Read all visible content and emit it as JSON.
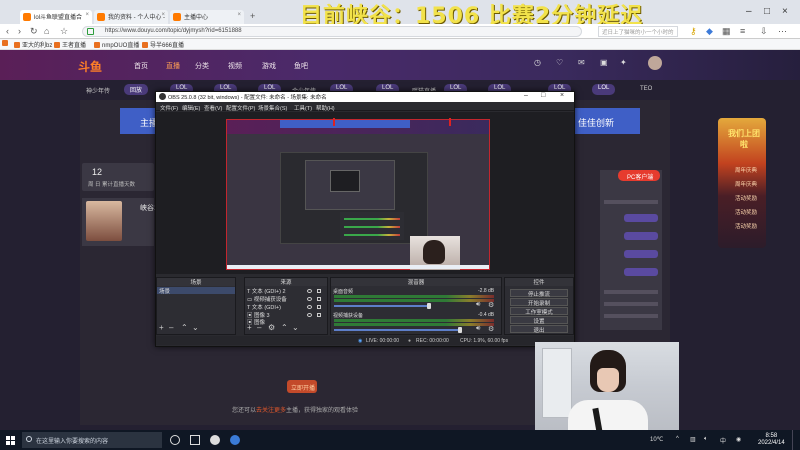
{
  "overlay_title": "目前峡谷：1506 比赛2分钟延迟",
  "browser": {
    "tabs": [
      {
        "label": "lol斗鱼联盟直播合"
      },
      {
        "label": "我的资料 - 个人中心 - "
      },
      {
        "label": "主播中心"
      }
    ],
    "url": "https://www.douyu.com/topic/dyjmysh?rid=6151888",
    "search_placeholder": "近日上了猫咪的小一个小时的",
    "bookmarks": [
      "亚大的利bz",
      "王者直播",
      "nmpOUO直播",
      "导半666直播"
    ]
  },
  "site": {
    "logo": "斗鱼",
    "nav": [
      "首页",
      "直播",
      "分类",
      "视频",
      "游戏",
      "鱼吧"
    ],
    "categories": [
      "回放",
      "LOL",
      "LOL",
      "LOL",
      "LOL",
      "LOL",
      "LOL",
      "LOL",
      "LOL",
      "LOL"
    ],
    "subtexts": [
      "神少年传",
      "金少年传",
      "胖猫直播",
      "TEO"
    ],
    "banner": [
      "主播",
      "佳佳创新"
    ],
    "stats_number": "12",
    "stats_label": "周 日 累计直播天数",
    "anchor_name": "峡谷1506",
    "pc_button": "PC客户端",
    "promo_title": "我们上团啦",
    "promo_items": [
      "周年庆典",
      "周年庆典",
      "活动奖励",
      "活动奖励",
      "活动奖励"
    ],
    "orange_button": "立即开播",
    "bottom_note_prefix": "您还可以",
    "bottom_note_link": "去关注更多",
    "bottom_note_suffix": "主播，获得独家的观看体验"
  },
  "obs": {
    "title": "OBS 25.0.8 (32 bit, windows) - 配置文件: 未命名 - 场景集: 未命名",
    "menu": [
      "文件(F)",
      "编辑(E)",
      "查看(V)",
      "配置文件(P)",
      "场景集合(S)",
      "工具(T)",
      "帮助(H)"
    ],
    "docks": {
      "scenes": "场景",
      "sources": "来源",
      "mixer": "混音器",
      "transitions": "转场特效",
      "controls": "控件"
    },
    "scene_items": [
      "场景"
    ],
    "source_items": [
      {
        "name": "文本 (GDI+) 2",
        "type": "T"
      },
      {
        "name": "视频捕获设备",
        "type": "cam"
      },
      {
        "name": "文本 (GDI+)",
        "type": "T"
      },
      {
        "name": "图像 3",
        "type": "img"
      },
      {
        "name": "图像",
        "type": "img"
      }
    ],
    "mixer_items": [
      {
        "name": "桌面音频",
        "db": "-2.8 dB",
        "level": 0.68
      },
      {
        "name": "视频捕获设备",
        "db": "-0.4 dB",
        "level": 0.9
      }
    ],
    "controls": [
      "停止推流",
      "开始录制",
      "工作室模式",
      "设置",
      "退出"
    ],
    "status": {
      "live": "LIVE: 00:00:00",
      "rec": "REC: 00:00:00",
      "cpu": "CPU: 1.9%, 60.00 fps"
    }
  },
  "taskbar": {
    "search_placeholder": "在这里输入你要搜索的内容",
    "time": "8:58",
    "date": "2022/4/14",
    "tray": [
      "10℃",
      "中"
    ]
  }
}
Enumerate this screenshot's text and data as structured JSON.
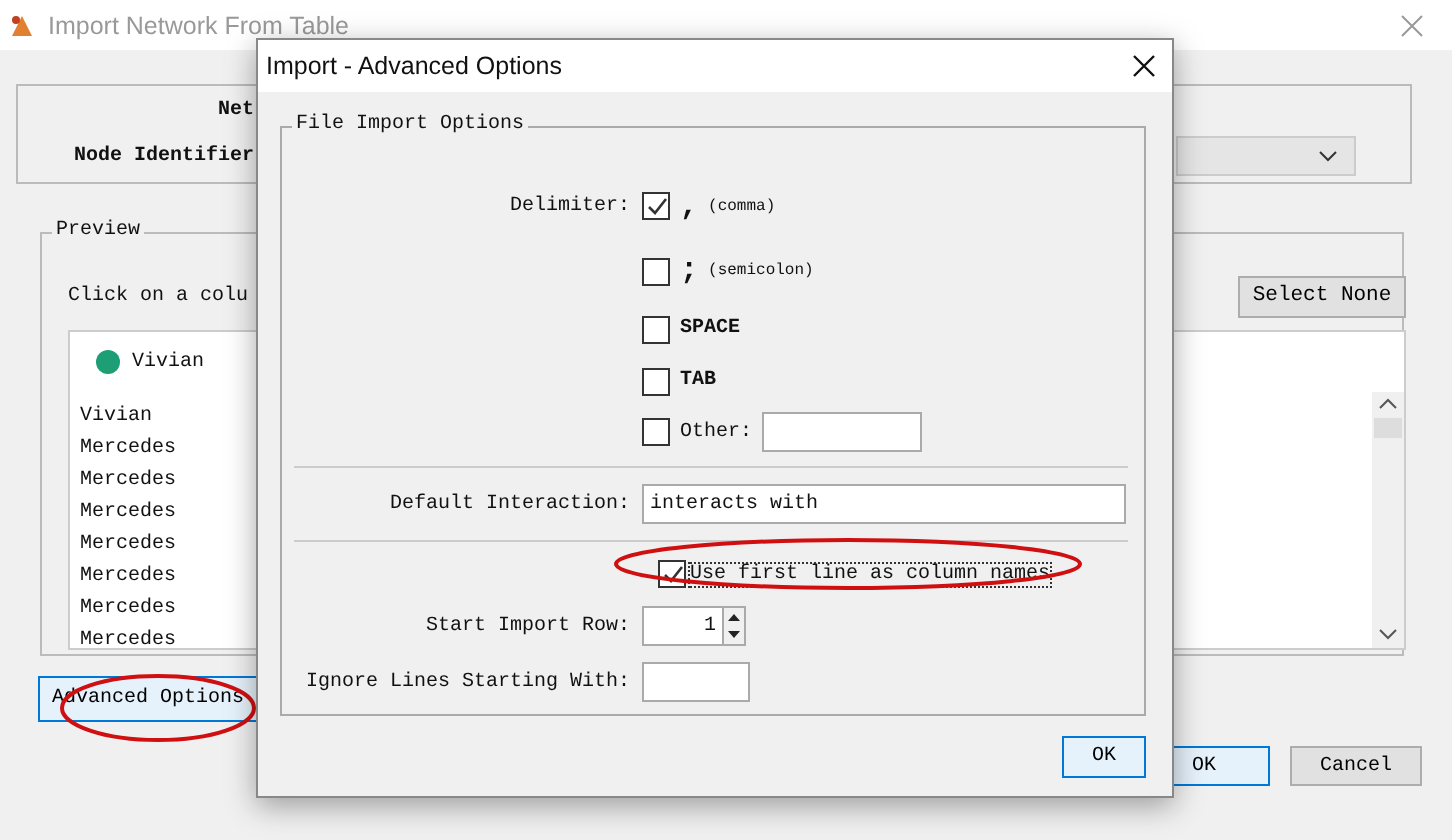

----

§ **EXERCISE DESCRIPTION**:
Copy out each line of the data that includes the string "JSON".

§ **RESULT FOR THIS TASK**:
Read all visible content and emit it as JSON.
Enumerate this screenshot's text and data as structured JSON.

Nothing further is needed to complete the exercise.